Task to carry out
If a line of the data below holds the string "中国招标投标公共服务平台", copy it.

Dataset excerpts
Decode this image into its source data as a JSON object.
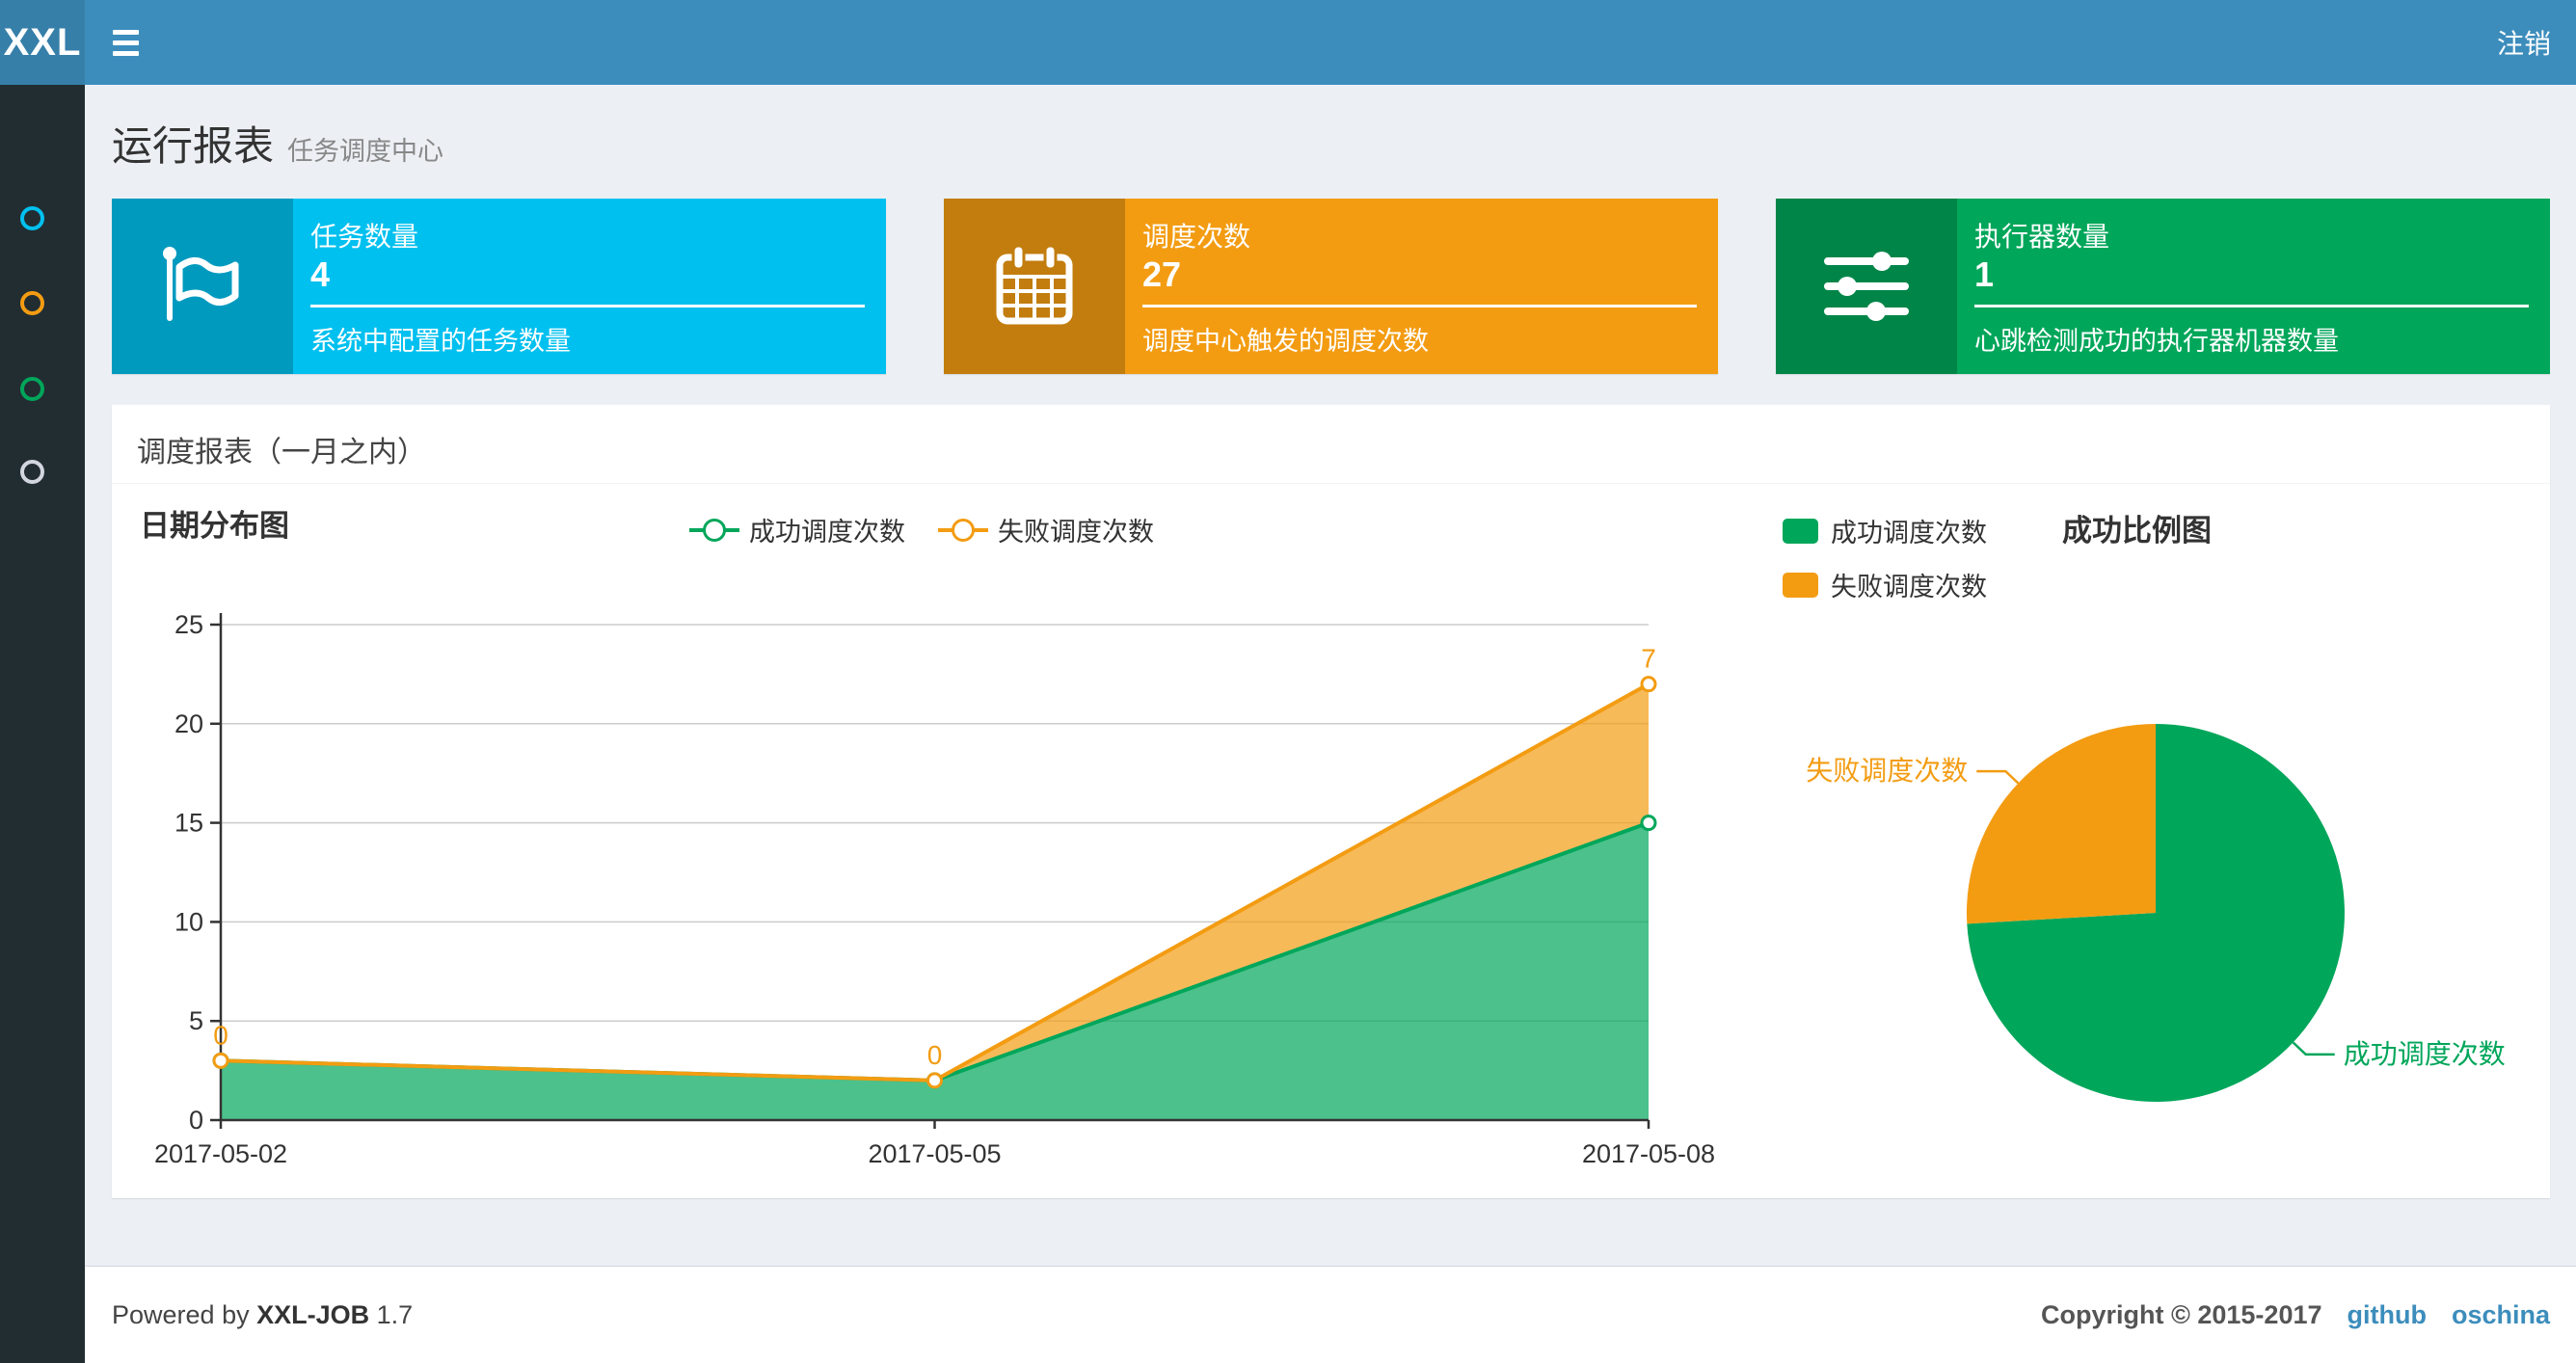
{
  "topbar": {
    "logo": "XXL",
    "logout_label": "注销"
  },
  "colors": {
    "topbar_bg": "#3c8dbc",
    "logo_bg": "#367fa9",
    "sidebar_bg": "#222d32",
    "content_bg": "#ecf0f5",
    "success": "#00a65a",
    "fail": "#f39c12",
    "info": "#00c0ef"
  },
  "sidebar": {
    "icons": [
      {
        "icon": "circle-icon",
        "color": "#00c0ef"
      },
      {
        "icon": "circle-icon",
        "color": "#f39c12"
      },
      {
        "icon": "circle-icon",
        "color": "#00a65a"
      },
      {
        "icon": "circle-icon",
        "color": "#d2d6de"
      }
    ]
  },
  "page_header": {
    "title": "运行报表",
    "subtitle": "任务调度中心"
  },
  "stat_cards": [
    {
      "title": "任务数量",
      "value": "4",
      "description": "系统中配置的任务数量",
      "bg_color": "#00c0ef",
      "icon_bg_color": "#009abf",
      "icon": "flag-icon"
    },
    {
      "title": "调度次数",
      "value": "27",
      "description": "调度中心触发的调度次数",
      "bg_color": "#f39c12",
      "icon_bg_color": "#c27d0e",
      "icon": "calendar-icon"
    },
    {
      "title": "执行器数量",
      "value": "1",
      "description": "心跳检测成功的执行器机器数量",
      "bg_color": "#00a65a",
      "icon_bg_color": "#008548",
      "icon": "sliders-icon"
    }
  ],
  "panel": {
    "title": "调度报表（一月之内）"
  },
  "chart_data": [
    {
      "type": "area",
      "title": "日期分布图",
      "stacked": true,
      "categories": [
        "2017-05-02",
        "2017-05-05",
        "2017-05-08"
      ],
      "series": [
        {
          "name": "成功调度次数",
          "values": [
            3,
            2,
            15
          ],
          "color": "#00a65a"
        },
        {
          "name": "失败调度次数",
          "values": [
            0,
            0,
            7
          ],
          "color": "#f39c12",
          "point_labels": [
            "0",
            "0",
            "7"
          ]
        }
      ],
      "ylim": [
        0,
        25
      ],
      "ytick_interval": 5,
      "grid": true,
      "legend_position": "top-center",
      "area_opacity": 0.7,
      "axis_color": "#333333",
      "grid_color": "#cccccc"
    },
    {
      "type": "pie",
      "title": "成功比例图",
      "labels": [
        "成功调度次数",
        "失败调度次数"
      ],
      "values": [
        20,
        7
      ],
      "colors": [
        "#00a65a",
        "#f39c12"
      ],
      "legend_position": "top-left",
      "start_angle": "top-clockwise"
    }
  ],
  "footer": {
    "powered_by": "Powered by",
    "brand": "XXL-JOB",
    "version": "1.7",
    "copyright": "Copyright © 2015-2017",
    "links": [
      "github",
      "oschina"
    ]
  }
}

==

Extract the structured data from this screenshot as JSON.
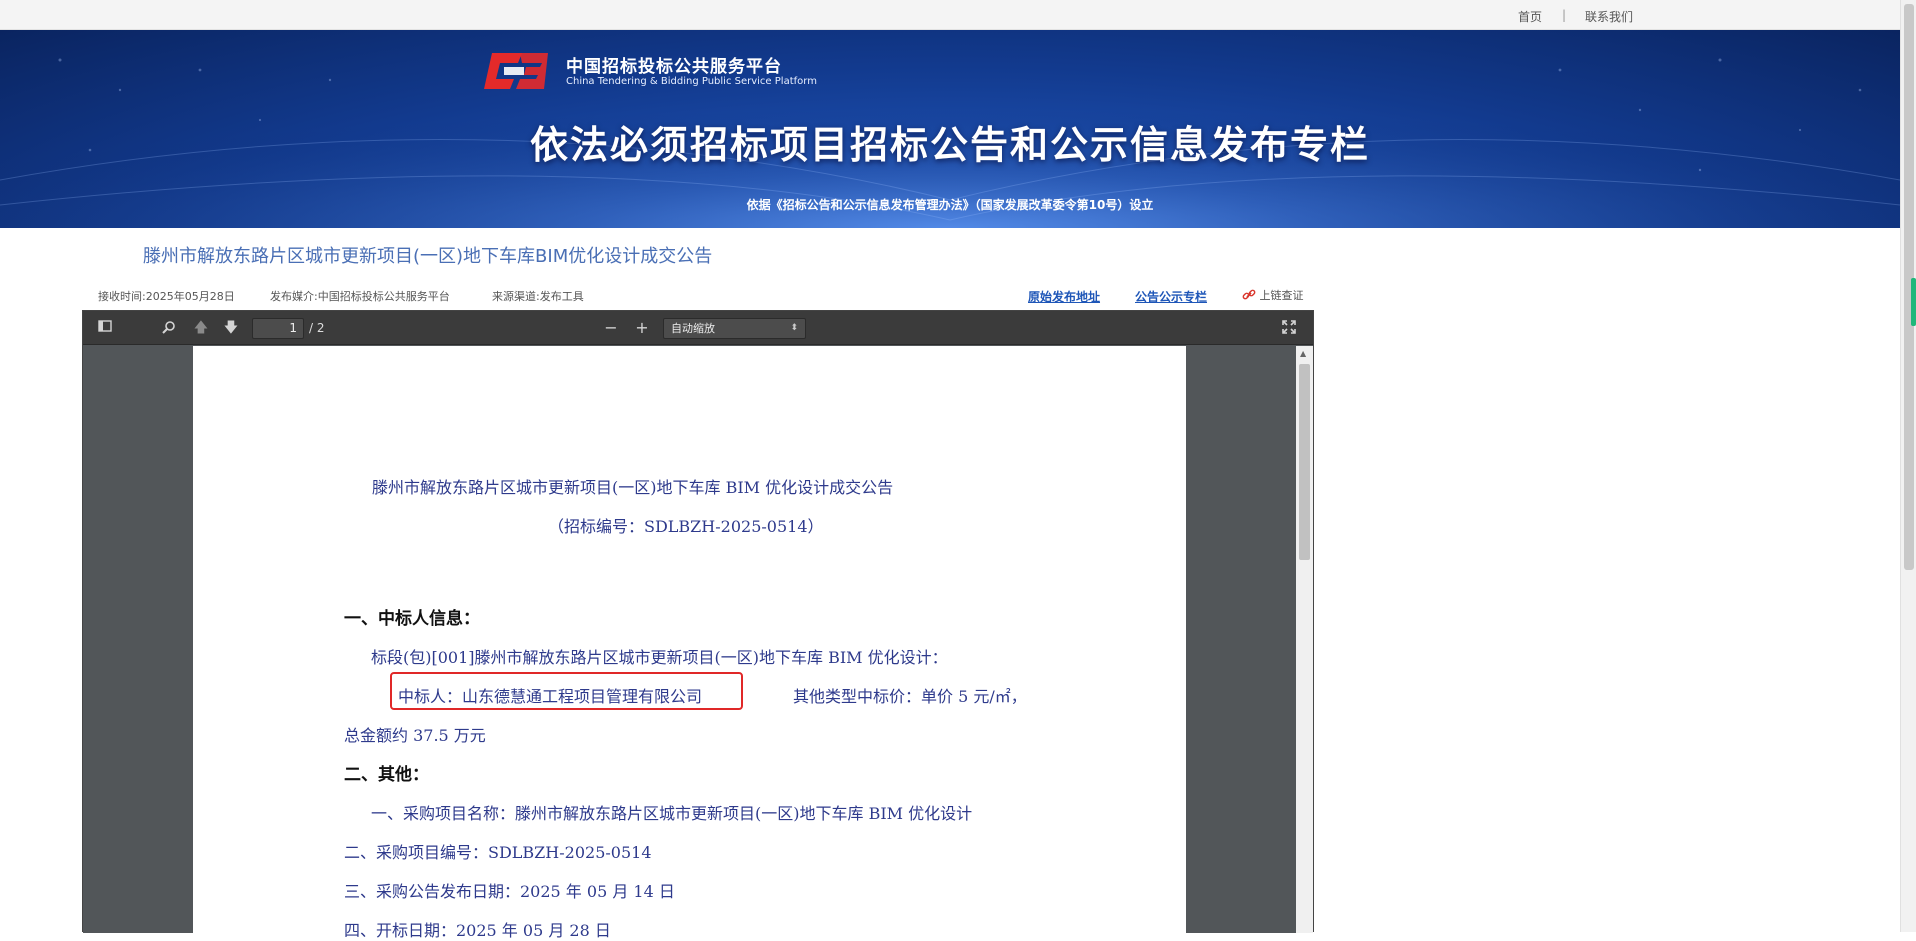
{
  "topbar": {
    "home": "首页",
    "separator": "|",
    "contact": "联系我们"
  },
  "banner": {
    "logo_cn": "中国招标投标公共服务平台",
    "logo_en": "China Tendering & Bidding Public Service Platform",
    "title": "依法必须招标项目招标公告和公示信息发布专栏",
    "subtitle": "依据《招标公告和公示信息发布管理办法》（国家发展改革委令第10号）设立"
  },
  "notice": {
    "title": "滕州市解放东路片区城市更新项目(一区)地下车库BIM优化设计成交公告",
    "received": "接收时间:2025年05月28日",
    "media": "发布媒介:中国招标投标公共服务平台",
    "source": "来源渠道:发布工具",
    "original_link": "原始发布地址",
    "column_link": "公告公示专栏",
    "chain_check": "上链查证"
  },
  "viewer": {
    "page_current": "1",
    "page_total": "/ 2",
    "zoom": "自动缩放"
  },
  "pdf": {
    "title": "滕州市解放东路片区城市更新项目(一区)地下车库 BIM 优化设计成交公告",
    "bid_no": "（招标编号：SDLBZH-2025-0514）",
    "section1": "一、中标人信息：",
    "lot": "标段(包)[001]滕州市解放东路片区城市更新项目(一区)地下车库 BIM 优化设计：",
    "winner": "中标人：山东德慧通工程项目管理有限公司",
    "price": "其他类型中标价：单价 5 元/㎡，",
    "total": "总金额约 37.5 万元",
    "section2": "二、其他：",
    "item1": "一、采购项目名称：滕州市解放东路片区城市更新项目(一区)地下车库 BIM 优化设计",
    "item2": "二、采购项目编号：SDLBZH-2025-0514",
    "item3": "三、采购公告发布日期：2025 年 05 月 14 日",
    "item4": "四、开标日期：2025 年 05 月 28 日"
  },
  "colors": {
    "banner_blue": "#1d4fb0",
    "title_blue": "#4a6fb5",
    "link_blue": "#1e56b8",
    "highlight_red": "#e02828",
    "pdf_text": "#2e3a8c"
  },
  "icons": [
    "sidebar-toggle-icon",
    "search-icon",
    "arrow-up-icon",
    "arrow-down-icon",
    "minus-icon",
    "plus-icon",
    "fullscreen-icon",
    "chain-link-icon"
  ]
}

Response for this exercise
    "logo_cn": "中国招标投标公共服务平台",
    "media": "发布媒介:中国招标投标公共服务平台",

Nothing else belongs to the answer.